In 2017, CIMA was asked by Australian officials for information about the company for its investigations and CIMA obtained a Grand Court order obliging Select Vantage to hand over details of its traders. The firm challenged the order, arguing among other things that it was just a subsidiary and did not have the details requested. But the Cayman Islands Court of Appeal found in CIMA’s favour and rejected Select Vantage’s claims.

CIMA Managing Director Cindy Scotland noted the importance of the Privy Council’s decision and the affirmation of the authorities powers “to require information and documents in response to a proper request from an overseas regulatory authority whether the company or companies involved are licensed by CIMA or not”.

Cayman imports fall by 2% in 1st quarter 2017

Thursday, August 10th, 2017

The total value of all goods imported into Cayman in the 1st quarter of 2017 was CI$ 207.8 million, which is a drop of some CI$ 4.3 million as compared with the same period last year.

According to officials from the Economics and Statistics office, the decrease was due to a 6.1% reduction in the total value of non-petroleum products, which make up almost 89% of all imports into the country. The fall in imports of machinery and road vehicles, chemical and related products, and other commodities fell significantly.

The quarterly trade statistics bulletin reported a 4% increase in food imports and a massive 50% increase in petroleum and related-products, due in part to another increase in the price of oil on the global market.

However, this was not enough to offset the decline in other goods. With import duty a significant source of government revenue, the fall in the value of goods could have an impact on the public purse for those first three months of the year to the tune of more than $1 million.

CIMA announces new appointments

Tuesday, July 11th, 2017

The Cayman Islands Monetary Authority (CIMA) has promoted two staff members to top positions within the organisation, as of 1 June 2017.

Suzanne Sadlier, who has been a reinsurance specialist at CIMA since joining the authority in April 2015, was named deputy head of the Insurance Supervision Division, and Judiann Myles, who had a three-year tenure as the deputy head of CIMA’s Policy and Development Division, was appointed deputy head of the Compliance Division.

“As the authority continues to highlight the quality of expertise amongst our employees, we are extremely pleased to fill these important top positions from within our organisation”, Cindy Scotland, CIMA managing director, said. “With a combined proven track record for successfully leading large-scale initiatives, experience in strategic planning and technical operations within financial regulation, each of the aforementioned appointments certainly add value to CIMA’s management team, and its overall structure,” she added.

Cayman Islands to encourage investment

Tuesday, May 18th, 2010

When speaking at a recent conference, Anthony Travers, Cayman Finance Chairman, called for the further relaxation of the highly restrictive immigration and rollover policies of the jurisdiction with a view to encourage professionals to the Cayman Islands and to maximise its offering as a leading international financial centre in light of recent fee hikes.

Tracers recalled that in October 2009 higher fees, including for work permits, were introduced.

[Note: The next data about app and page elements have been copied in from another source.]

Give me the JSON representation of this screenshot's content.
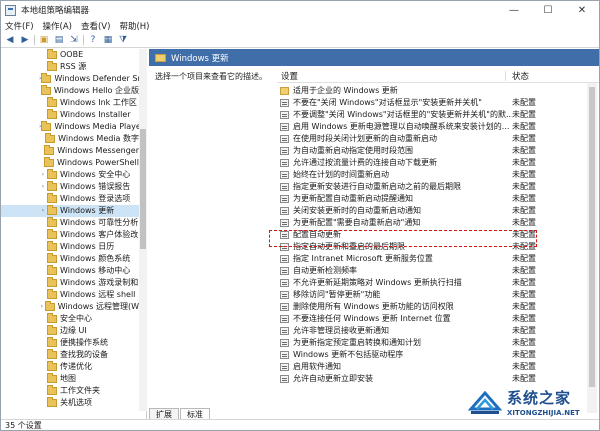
{
  "window": {
    "title": "本地组策略编辑器",
    "minimize": "—",
    "maximize": "☐",
    "close": "✕"
  },
  "menubar": [
    "文件(F)",
    "操作(A)",
    "查看(V)",
    "帮助(H)"
  ],
  "toolbar": [
    "back-arrow-icon",
    "forward-arrow-icon",
    "up-folder-icon",
    "show-hide-tree-icon",
    "export-icon",
    "help-icon",
    "properties-icon",
    "filter-icon"
  ],
  "tree": {
    "items": [
      {
        "label": "OOBE",
        "arrow": ""
      },
      {
        "label": "RSS 源",
        "arrow": ""
      },
      {
        "label": "Windows Defender Sr",
        "arrow": "›"
      },
      {
        "label": "Windows Hello 企业版",
        "arrow": ""
      },
      {
        "label": "Windows Ink 工作区",
        "arrow": ""
      },
      {
        "label": "Windows Installer",
        "arrow": ""
      },
      {
        "label": "Windows Media Playe",
        "arrow": "›"
      },
      {
        "label": "Windows Media 数字",
        "arrow": ""
      },
      {
        "label": "Windows Messenger",
        "arrow": ""
      },
      {
        "label": "Windows PowerShell",
        "arrow": ""
      },
      {
        "label": "Windows 安全中心",
        "arrow": "›"
      },
      {
        "label": "Windows 错误报告",
        "arrow": "›"
      },
      {
        "label": "Windows 登录选项",
        "arrow": ""
      },
      {
        "label": "Windows 更新",
        "arrow": "›",
        "selected": true
      },
      {
        "label": "Windows 可靠性分析",
        "arrow": ""
      },
      {
        "label": "Windows 客户体验改",
        "arrow": ""
      },
      {
        "label": "Windows 日历",
        "arrow": ""
      },
      {
        "label": "Windows 颜色系统",
        "arrow": ""
      },
      {
        "label": "Windows 移动中心",
        "arrow": ""
      },
      {
        "label": "Windows 游戏录制和",
        "arrow": ""
      },
      {
        "label": "Windows 远程 shell",
        "arrow": ""
      },
      {
        "label": "Windows 远程管理(W",
        "arrow": "›"
      },
      {
        "label": "安全中心",
        "arrow": ""
      },
      {
        "label": "边缘 UI",
        "arrow": ""
      },
      {
        "label": "便携操作系统",
        "arrow": ""
      },
      {
        "label": "查找我的设备",
        "arrow": ""
      },
      {
        "label": "传递优化",
        "arrow": ""
      },
      {
        "label": "地图",
        "arrow": ""
      },
      {
        "label": "工作文件夹",
        "arrow": ""
      },
      {
        "label": "关机选项",
        "arrow": ""
      }
    ]
  },
  "panel": {
    "header": "Windows 更新",
    "description": "选择一个项目来查看它的描述。",
    "col_setting": "设置",
    "col_state": "状态"
  },
  "settings": [
    {
      "text": "适用于企业的 Windows 更新",
      "state": "",
      "folder": true
    },
    {
      "text": "不要在\"关闭 Windows\"对话框显示\"安装更新并关机\"",
      "state": "未配置"
    },
    {
      "text": "不要调整\"关闭 Windows\"对话框里的\"安装更新并关机\"的默...",
      "state": "未配置"
    },
    {
      "text": "启用 Windows 更新电源管理以自动唤醒系统来安装计划的...",
      "state": "未配置"
    },
    {
      "text": "在使用时段关闭计划更新的自动重新启动",
      "state": "未配置"
    },
    {
      "text": "为自动重新启动指定使用时段范围",
      "state": "未配置"
    },
    {
      "text": "允许通过按流量计费的连接自动下载更新",
      "state": "未配置"
    },
    {
      "text": "始终在计划的时间重新启动",
      "state": "未配置"
    },
    {
      "text": "指定更新安装进行自动重新启动之前的最后期限",
      "state": "未配置"
    },
    {
      "text": "为更新配置自动重新启动提醒通知",
      "state": "未配置"
    },
    {
      "text": "关闭安装更新时的自动重新启动通知",
      "state": "未配置"
    },
    {
      "text": "为更新配置\"需要自动重新启动\"通知",
      "state": "未配置"
    },
    {
      "text": "配置自动更新",
      "state": "未配置"
    },
    {
      "text": "指定自动更新和重启的最后期限",
      "state": "未配置"
    },
    {
      "text": "指定 Intranet Microsoft 更新服务位置",
      "state": "未配置"
    },
    {
      "text": "自动更新检测频率",
      "state": "未配置"
    },
    {
      "text": "不允许更新延期策略对 Windows 更新执行扫描",
      "state": "未配置"
    },
    {
      "text": "移除访问\"暂停更新\"功能",
      "state": "未配置"
    },
    {
      "text": "删除使用所有 Windows 更新功能的访问权限",
      "state": "未配置"
    },
    {
      "text": "不要连接任何 Windows 更新 Internet 位置",
      "state": "未配置"
    },
    {
      "text": "允许非管理员接收更新通知",
      "state": "未配置"
    },
    {
      "text": "为更新指定预定重启转换和通知计划",
      "state": "未配置"
    },
    {
      "text": "Windows 更新不包括驱动程序",
      "state": "未配置"
    },
    {
      "text": "启用软件通知",
      "state": "未配置"
    },
    {
      "text": "允许自动更新立即安装",
      "state": "未配置"
    }
  ],
  "tabs": [
    "扩展",
    "标准"
  ],
  "status": "35 个设置",
  "watermark": {
    "brand": "系统之家",
    "url": "XITONGZHIJIA.NET"
  },
  "colors": {
    "header_bg": "#3f6ea8",
    "highlight": "#d01818",
    "selection": "#cde4f7"
  }
}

He noted that the regime is unsustainable and emphasized that it would lead to more competitive offshore jurisdictions taking business from Cayman. As the government is increasingly seeking greater revenues from fewer transactions, he suggested that the jurisdiction’s offering should be of a higher standard. For instance, Travers urged the government to introduce additional reforms in order to provide prospective investors with the chance to set up physical operations in the Cayman Islands that would allow them to further maximise the benefits of investing in the jurisdiction with its low tax regime.

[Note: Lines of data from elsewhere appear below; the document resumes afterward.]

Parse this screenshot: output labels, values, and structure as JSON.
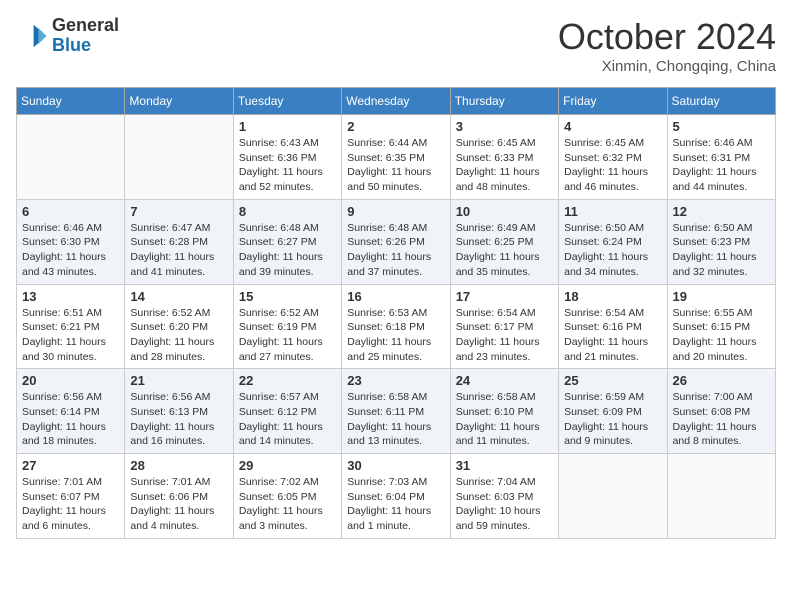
{
  "header": {
    "logo_line1": "General",
    "logo_line2": "Blue",
    "month_title": "October 2024",
    "subtitle": "Xinmin, Chongqing, China"
  },
  "days_of_week": [
    "Sunday",
    "Monday",
    "Tuesday",
    "Wednesday",
    "Thursday",
    "Friday",
    "Saturday"
  ],
  "weeks": [
    [
      {
        "day": "",
        "detail": ""
      },
      {
        "day": "",
        "detail": ""
      },
      {
        "day": "1",
        "detail": "Sunrise: 6:43 AM\nSunset: 6:36 PM\nDaylight: 11 hours and 52 minutes."
      },
      {
        "day": "2",
        "detail": "Sunrise: 6:44 AM\nSunset: 6:35 PM\nDaylight: 11 hours and 50 minutes."
      },
      {
        "day": "3",
        "detail": "Sunrise: 6:45 AM\nSunset: 6:33 PM\nDaylight: 11 hours and 48 minutes."
      },
      {
        "day": "4",
        "detail": "Sunrise: 6:45 AM\nSunset: 6:32 PM\nDaylight: 11 hours and 46 minutes."
      },
      {
        "day": "5",
        "detail": "Sunrise: 6:46 AM\nSunset: 6:31 PM\nDaylight: 11 hours and 44 minutes."
      }
    ],
    [
      {
        "day": "6",
        "detail": "Sunrise: 6:46 AM\nSunset: 6:30 PM\nDaylight: 11 hours and 43 minutes."
      },
      {
        "day": "7",
        "detail": "Sunrise: 6:47 AM\nSunset: 6:28 PM\nDaylight: 11 hours and 41 minutes."
      },
      {
        "day": "8",
        "detail": "Sunrise: 6:48 AM\nSunset: 6:27 PM\nDaylight: 11 hours and 39 minutes."
      },
      {
        "day": "9",
        "detail": "Sunrise: 6:48 AM\nSunset: 6:26 PM\nDaylight: 11 hours and 37 minutes."
      },
      {
        "day": "10",
        "detail": "Sunrise: 6:49 AM\nSunset: 6:25 PM\nDaylight: 11 hours and 35 minutes."
      },
      {
        "day": "11",
        "detail": "Sunrise: 6:50 AM\nSunset: 6:24 PM\nDaylight: 11 hours and 34 minutes."
      },
      {
        "day": "12",
        "detail": "Sunrise: 6:50 AM\nSunset: 6:23 PM\nDaylight: 11 hours and 32 minutes."
      }
    ],
    [
      {
        "day": "13",
        "detail": "Sunrise: 6:51 AM\nSunset: 6:21 PM\nDaylight: 11 hours and 30 minutes."
      },
      {
        "day": "14",
        "detail": "Sunrise: 6:52 AM\nSunset: 6:20 PM\nDaylight: 11 hours and 28 minutes."
      },
      {
        "day": "15",
        "detail": "Sunrise: 6:52 AM\nSunset: 6:19 PM\nDaylight: 11 hours and 27 minutes."
      },
      {
        "day": "16",
        "detail": "Sunrise: 6:53 AM\nSunset: 6:18 PM\nDaylight: 11 hours and 25 minutes."
      },
      {
        "day": "17",
        "detail": "Sunrise: 6:54 AM\nSunset: 6:17 PM\nDaylight: 11 hours and 23 minutes."
      },
      {
        "day": "18",
        "detail": "Sunrise: 6:54 AM\nSunset: 6:16 PM\nDaylight: 11 hours and 21 minutes."
      },
      {
        "day": "19",
        "detail": "Sunrise: 6:55 AM\nSunset: 6:15 PM\nDaylight: 11 hours and 20 minutes."
      }
    ],
    [
      {
        "day": "20",
        "detail": "Sunrise: 6:56 AM\nSunset: 6:14 PM\nDaylight: 11 hours and 18 minutes."
      },
      {
        "day": "21",
        "detail": "Sunrise: 6:56 AM\nSunset: 6:13 PM\nDaylight: 11 hours and 16 minutes."
      },
      {
        "day": "22",
        "detail": "Sunrise: 6:57 AM\nSunset: 6:12 PM\nDaylight: 11 hours and 14 minutes."
      },
      {
        "day": "23",
        "detail": "Sunrise: 6:58 AM\nSunset: 6:11 PM\nDaylight: 11 hours and 13 minutes."
      },
      {
        "day": "24",
        "detail": "Sunrise: 6:58 AM\nSunset: 6:10 PM\nDaylight: 11 hours and 11 minutes."
      },
      {
        "day": "25",
        "detail": "Sunrise: 6:59 AM\nSunset: 6:09 PM\nDaylight: 11 hours and 9 minutes."
      },
      {
        "day": "26",
        "detail": "Sunrise: 7:00 AM\nSunset: 6:08 PM\nDaylight: 11 hours and 8 minutes."
      }
    ],
    [
      {
        "day": "27",
        "detail": "Sunrise: 7:01 AM\nSunset: 6:07 PM\nDaylight: 11 hours and 6 minutes."
      },
      {
        "day": "28",
        "detail": "Sunrise: 7:01 AM\nSunset: 6:06 PM\nDaylight: 11 hours and 4 minutes."
      },
      {
        "day": "29",
        "detail": "Sunrise: 7:02 AM\nSunset: 6:05 PM\nDaylight: 11 hours and 3 minutes."
      },
      {
        "day": "30",
        "detail": "Sunrise: 7:03 AM\nSunset: 6:04 PM\nDaylight: 11 hours and 1 minute."
      },
      {
        "day": "31",
        "detail": "Sunrise: 7:04 AM\nSunset: 6:03 PM\nDaylight: 10 hours and 59 minutes."
      },
      {
        "day": "",
        "detail": ""
      },
      {
        "day": "",
        "detail": ""
      }
    ]
  ]
}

In the conclusion, Travers said that while the Cayman Islands has been in compliance with international standards on transparency and tax information, new scrutiny surrounding the lack of physical operations in the jurisdictions could be the next hurdle for it. By means of encouraging foreign companies to set up operations in Cayman, the jurisdiction could further show its compliance with the changing requirements being placed on offshore territories.